Democratic leaders are cheering the inescapable last entry of President Biden’s $1.9 trillion COVID-19 upgrade bill, with the White House considering it the “most reformist” bill in US history and Republicans utilizing a similar case to slam it.

The sectarian acting over the bill and its inheritance is taking care of business in front of expected last entry in the House of Representatives on Tuesday.

White House Press Secretary Jen Psaki said Monday that the bill is both the “most reformist” in history and binding together for Democrats.

“Sen. [Joe] Manchin and Sen. [Bernie] Sanders and a scope of Democrats in the middle of just casted a ballot to help a $1.9 trillion package that is the most reformist piece of enactment ever. Thus, I would say we feel very great about that,” Psaki said at her every day press instructions.

It will be Biden’s first major administrative accomplishment as president excepting a minute ago shocks, for example, a potential left-wing revolt over watered down arrangements affirmed Saturday by the Senate.
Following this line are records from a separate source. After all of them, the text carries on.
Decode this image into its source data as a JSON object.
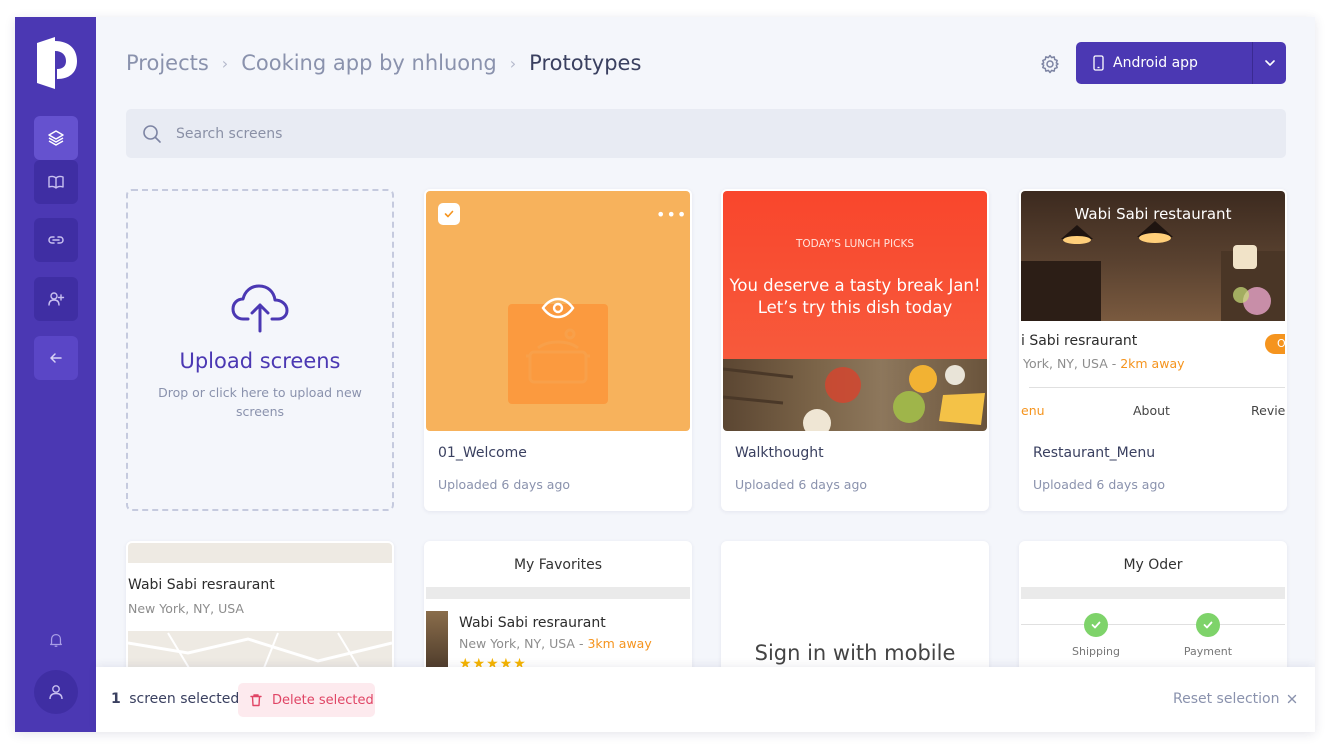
{
  "colors": {
    "brand": "#4b38b3",
    "danger": "#e04565",
    "accent_orange": "#f5941e"
  },
  "sidebar": {
    "items": [
      {
        "icon": "layers-icon",
        "active": true
      },
      {
        "icon": "book-icon"
      },
      {
        "icon": "link-icon"
      },
      {
        "icon": "add-user-icon"
      },
      {
        "icon": "arrow-left-icon"
      }
    ],
    "bottom": [
      "bell-icon",
      "user-icon"
    ]
  },
  "breadcrumb": {
    "root": "Projects",
    "project": "Cooking app by nhluong",
    "current": "Prototypes"
  },
  "header": {
    "platform_button": "Android app"
  },
  "search": {
    "placeholder": "Search screens",
    "value": ""
  },
  "upload": {
    "title": "Upload screens",
    "description": "Drop or click here to upload new screens"
  },
  "screens": [
    {
      "name": "01_Welcome",
      "uploaded": "Uploaded 6 days ago",
      "selected": true
    },
    {
      "name": "Walkthought",
      "uploaded": "Uploaded 6 days ago",
      "preview": {
        "small": "TODAY'S LUNCH PICKS",
        "line1": "You deserve a tasty break Jan!",
        "line2": "Let’s try this dish today"
      }
    },
    {
      "name": "Restaurant_Menu",
      "uploaded": "Uploaded 6 days ago",
      "preview": {
        "title": "Wabi Sabi restaurant",
        "name": "i Sabi resraurant",
        "location": "York, NY, USA - ",
        "distance": "2km away",
        "badge": "O",
        "tab1": "enu",
        "tab2": "About",
        "tab3": "Revie"
      }
    },
    {
      "preview": {
        "name": "Wabi Sabi resraurant",
        "location": "New York, NY, USA"
      }
    },
    {
      "preview": {
        "title": "My Favorites",
        "name": "Wabi Sabi resraurant",
        "location": "New York, NY, USA - ",
        "distance": "3km away",
        "stars": "★★★★★"
      }
    },
    {
      "preview": {
        "title": "Sign in with mobile"
      }
    },
    {
      "preview": {
        "title": "My Oder",
        "step1": "Shipping",
        "step2": "Payment"
      }
    }
  ],
  "selection": {
    "count": "1",
    "label": "screen selected",
    "delete": "Delete selected",
    "reset": "Reset selection"
  }
}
Republicans say the bill is swollen and prone to spike swelling, however the absolute most furiously assaulted things were taken out in the Senate, for example, in increment of the hourly public the lowest pay permitted by law to $15 and $140 million for a rail project close to House Speaker Nancy Pelosi’s California area.
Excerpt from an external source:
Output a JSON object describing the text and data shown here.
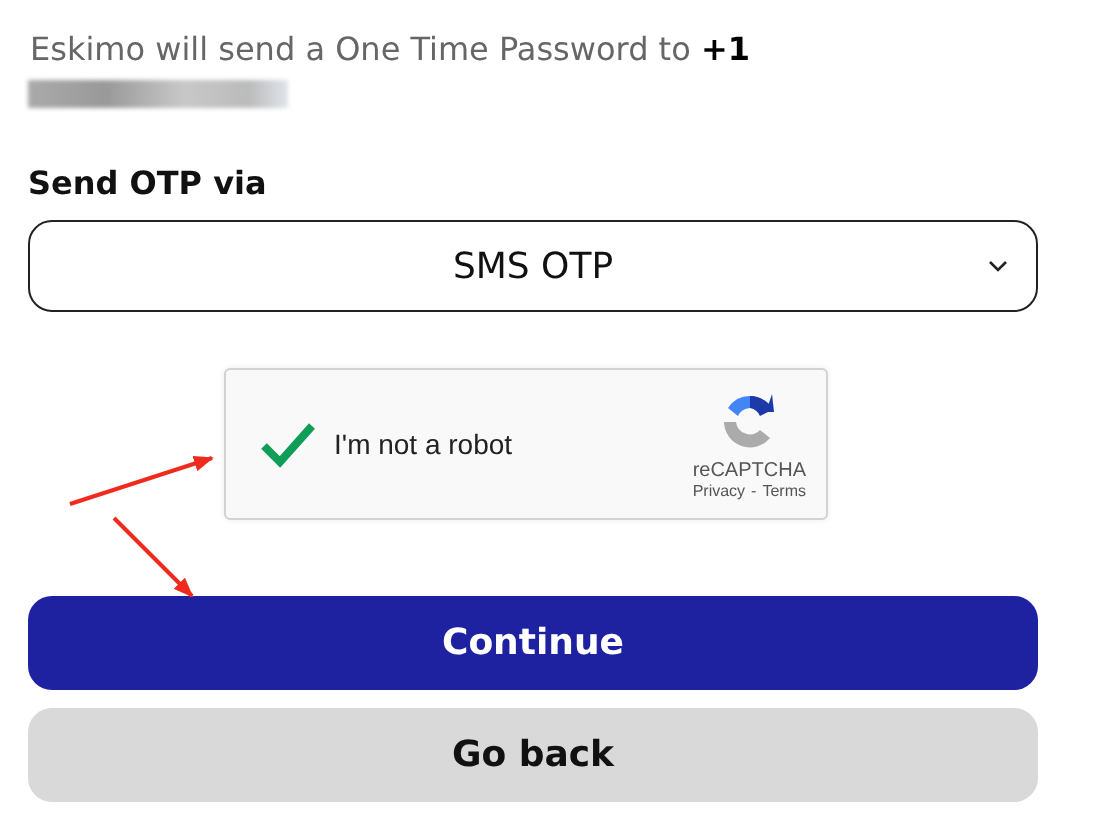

However, numerous moderate mocked arrangements remained and it won no Republican votes in the Senate after Republicans consistently restricted the prior adaptation in the House.

Sen. Lindsey Graham (R-SC) said Monday on News that “in case you’re in the cultivating business at the present time, this bill excuses 120% of your credit dependent on your race. These individuals in the Congress today, the House and the Senate on the Democratic side are crazy dissidents and God help us all on the off chance that we don’t check and adjust them in 2022.”

Sen. Marsha Blackburn (R-Tenn.) said only 9% of the assets are straightforwardly identified with the pandemic, repeating a reliable GOP complaint.

“The other 91% is cash for expressions of the human experience, humanities, transportation, abortion, advance forgiveness for understudies, credit forgiveness for ‘socially impeded ranchers’,” Blackburn said on News.

Blackburn said she likewise had a problem with an arrangement conceding 15 weeks of paid leave for government workers who contract COVID-19, need to disconnect because of openness or who need to really focus on kids whose schools are shut.

Republicans generally say the bill is inadequately engaged and that a large part of the assets will not be spent until after the pandemic closures. For instance, it contains $129 billion for K-12 schools, however the Congressional Budget Office assesses that around 95% will not be spent in 2021 on the grounds that subsidizes endorsed for schools a year ago haven’t been spent.

The bill contains $350 billion in state and nearby guide and $75 billion for vaccination, testing and other pandemic clinical supplies. House Republicans drove by Minority Leader Kevin McCarthy (R-Calif.) assaulted the state and nearby guide, refering to the bill’s assessed $40 billion in guide for California, regardless of a new $10 billion budget excess.

The bill awards $1,400 improvement checks to grown-ups who procure up to $75,000 each year, with more modest sums for workers under $80,000. An extra $1,400 check is granted for every reliant kid, and guardians acquire another yearly tax break of $3,000-$3,600 per kid.

In the Senate form of the bill, boost checks were killed for individuals who procure somewhere in the range of $80,000 and $100,000 each year and a week after week government joblessness supplement was cut from $400 in the House rendition to $300.

There’s transient advantage for the White House in portraying the bill as the “most reformist” ever, regardless of whether that language is ready for political abuse by traditionalists.

The bill faces a last period of vulnerability as gone out protest about the Senate’s changes. The bill recently passed the House 219-212 with two Democrats in resistance, which means even a couple of Democratic turncoats could trigger issues.

Rep. Bonnie Watson Coleman (D-NJ), bad habit seat of the Congressional Progressive Caucus, on Friday said she didn’t know whether she could uphold the last form of the bill after changes made by the Senate.

She tweeted: “This pattern is unbelievable: Eliminating $15/hr Reducing edges for installments (cutting off ~400k New Jerseyans) Cuts to week by week installments What are we doing here? I’m honestly appalled with a portion of my partners and question whether I can uphold this bill.”

Psaki said Monday that the White House is proceeding to pressure House individuals in front of the Tuesday vote.

“[White House authoritative undertakings staffers] are positively not underestimating anything. They’re getting the telephone, checking in with offices, ensuring they have their inquiries replied,” Psaki said.

“They’re asking the president, the VP, [White House Chief of Staff] Ron Klain and other senior individuals from the organization to settle on decisions on a case by case basis. I would say we feel it’s on a way to passing the House and absolutely Speaker Pelosi has addressed that. However, we are primed and ready — everyone’s available to come in to work at whatever point they’re required and that positively applies to the president.”